■ **WORK TO BE COMPLETED**
Your task is to return the data below, word for word.

■ **SOURCE DATA**
###

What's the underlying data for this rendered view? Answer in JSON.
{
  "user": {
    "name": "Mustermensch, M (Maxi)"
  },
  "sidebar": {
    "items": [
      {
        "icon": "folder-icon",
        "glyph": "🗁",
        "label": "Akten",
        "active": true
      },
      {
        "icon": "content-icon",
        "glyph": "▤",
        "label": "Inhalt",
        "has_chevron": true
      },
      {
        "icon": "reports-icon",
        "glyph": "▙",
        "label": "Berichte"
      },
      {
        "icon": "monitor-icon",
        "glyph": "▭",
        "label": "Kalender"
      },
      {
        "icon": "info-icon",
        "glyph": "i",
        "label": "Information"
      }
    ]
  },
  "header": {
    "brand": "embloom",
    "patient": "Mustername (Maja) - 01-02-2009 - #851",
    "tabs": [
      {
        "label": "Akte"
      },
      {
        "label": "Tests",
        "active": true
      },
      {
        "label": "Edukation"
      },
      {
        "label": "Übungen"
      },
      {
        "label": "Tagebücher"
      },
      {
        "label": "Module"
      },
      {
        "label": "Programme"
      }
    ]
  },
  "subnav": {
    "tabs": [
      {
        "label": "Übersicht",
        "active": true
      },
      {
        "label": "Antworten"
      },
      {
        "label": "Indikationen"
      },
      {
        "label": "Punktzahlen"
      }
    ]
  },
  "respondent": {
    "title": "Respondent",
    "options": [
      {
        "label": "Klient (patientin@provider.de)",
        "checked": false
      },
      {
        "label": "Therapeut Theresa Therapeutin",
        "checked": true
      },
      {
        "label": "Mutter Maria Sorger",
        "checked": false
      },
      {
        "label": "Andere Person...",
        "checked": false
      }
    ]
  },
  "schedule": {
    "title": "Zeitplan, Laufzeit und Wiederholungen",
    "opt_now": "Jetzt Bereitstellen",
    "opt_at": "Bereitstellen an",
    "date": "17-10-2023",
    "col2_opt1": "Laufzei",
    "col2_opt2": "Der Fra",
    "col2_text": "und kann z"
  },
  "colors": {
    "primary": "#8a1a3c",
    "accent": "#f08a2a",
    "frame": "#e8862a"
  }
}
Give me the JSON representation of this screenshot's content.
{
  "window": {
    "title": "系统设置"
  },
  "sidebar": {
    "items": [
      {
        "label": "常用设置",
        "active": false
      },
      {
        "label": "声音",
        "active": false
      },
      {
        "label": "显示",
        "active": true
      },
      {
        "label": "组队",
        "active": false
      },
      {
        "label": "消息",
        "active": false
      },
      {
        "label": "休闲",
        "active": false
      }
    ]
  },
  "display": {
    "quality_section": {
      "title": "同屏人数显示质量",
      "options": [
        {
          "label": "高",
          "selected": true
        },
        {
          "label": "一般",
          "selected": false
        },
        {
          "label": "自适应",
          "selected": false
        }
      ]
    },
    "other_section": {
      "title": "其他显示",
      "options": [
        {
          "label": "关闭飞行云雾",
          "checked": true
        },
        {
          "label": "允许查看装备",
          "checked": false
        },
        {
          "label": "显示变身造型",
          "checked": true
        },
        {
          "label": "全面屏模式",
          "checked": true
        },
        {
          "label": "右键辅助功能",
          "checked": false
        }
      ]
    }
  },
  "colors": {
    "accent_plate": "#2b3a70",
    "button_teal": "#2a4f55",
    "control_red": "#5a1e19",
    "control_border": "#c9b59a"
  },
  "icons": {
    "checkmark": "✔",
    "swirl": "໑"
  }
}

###

■ **WRITTEN RESPONSE**
What's the underlying data for this rendered view? Answer in JSON.
{
  "user": {
    "name": "Mustermensch, M (Maxi)"
  },
  "sidebar": {
    "items": [
      {
        "icon": "folder-icon",
        "glyph": "🗁",
        "label": "Akten",
        "active": true
      },
      {
        "icon": "content-icon",
        "glyph": "▤",
        "label": "Inhalt",
        "has_chevron": true
      },
      {
        "icon": "reports-icon",
        "glyph": "▙",
        "label": "Berichte"
      },
      {
        "icon": "monitor-icon",
        "glyph": "▭",
        "label": "Kalender"
      },
      {
        "icon": "info-icon",
        "glyph": "i",
        "label": "Information"
      }
    ]
  },
  "header": {
    "brand": "embloom",
    "patient": "Mustername (Maja) - 01-02-2009 - #851",
    "tabs": [
      {
        "label": "Akte"
      },
      {
        "label": "Tests",
        "active": true
      },
      {
        "label": "Edukation"
      },
      {
        "label": "Übungen"
      },
      {
        "label": "Tagebücher"
      },
      {
        "label": "Module"
      },
      {
        "label": "Programme"
      }
    ]
  },
  "subnav": {
    "tabs": [
      {
        "label": "Übersicht",
        "active": true
      },
      {
        "label": "Antworten"
      },
      {
        "label": "Indikationen"
      },
      {
        "label": "Punktzahlen"
      }
    ]
  },
  "respondent": {
    "title": "Respondent",
    "options": [
      {
        "label": "Klient (patientin@provider.de)",
        "checked": false
      },
      {
        "label": "Therapeut Theresa Therapeutin",
        "checked": true
      },
      {
        "label": "Mutter Maria Sorger",
        "checked": false
      },
      {
        "label": "Andere Person...",
        "checked": false
      }
    ]
  },
  "schedule": {
    "title": "Zeitplan, Laufzeit und Wiederholungen",
    "opt_now": "Jetzt Bereitstellen",
    "opt_at": "Bereitstellen an",
    "date": "17-10-2023",
    "col2_opt1": "Laufzei",
    "col2_opt2": "Der Fra",
    "col2_text": "und kann z"
  },
  "colors": {
    "primary": "#8a1a3c",
    "accent": "#f08a2a",
    "frame": "#e8862a"
  }
}
Give me the JSON representation of this screenshot's content.
{
  "window": {
    "title": "系统设置"
  },
  "sidebar": {
    "items": [
      {
        "label": "常用设置",
        "active": false
      },
      {
        "label": "声音",
        "active": false
      },
      {
        "label": "显示",
        "active": true
      },
      {
        "label": "组队",
        "active": false
      },
      {
        "label": "消息",
        "active": false
      },
      {
        "label": "休闲",
        "active": false
      }
    ]
  },
  "display": {
    "quality_section": {
      "title": "同屏人数显示质量",
      "options": [
        {
          "label": "高",
          "selected": true
        },
        {
          "label": "一般",
          "selected": false
        },
        {
          "label": "自适应",
          "selected": false
        }
      ]
    },
    "other_section": {
      "title": "其他显示",
      "options": [
        {
          "label": "关闭飞行云雾",
          "checked": true
        },
        {
          "label": "允许查看装备",
          "checked": false
        },
        {
          "label": "显示变身造型",
          "checked": true
        },
        {
          "label": "全面屏模式",
          "checked": true
        },
        {
          "label": "右键辅助功能",
          "checked": false
        }
      ]
    }
  },
  "colors": {
    "accent_plate": "#2b3a70",
    "button_teal": "#2a4f55",
    "control_red": "#5a1e19",
    "control_border": "#c9b59a"
  },
  "icons": {
    "checkmark": "✔",
    "swirl": "໑"
  }
}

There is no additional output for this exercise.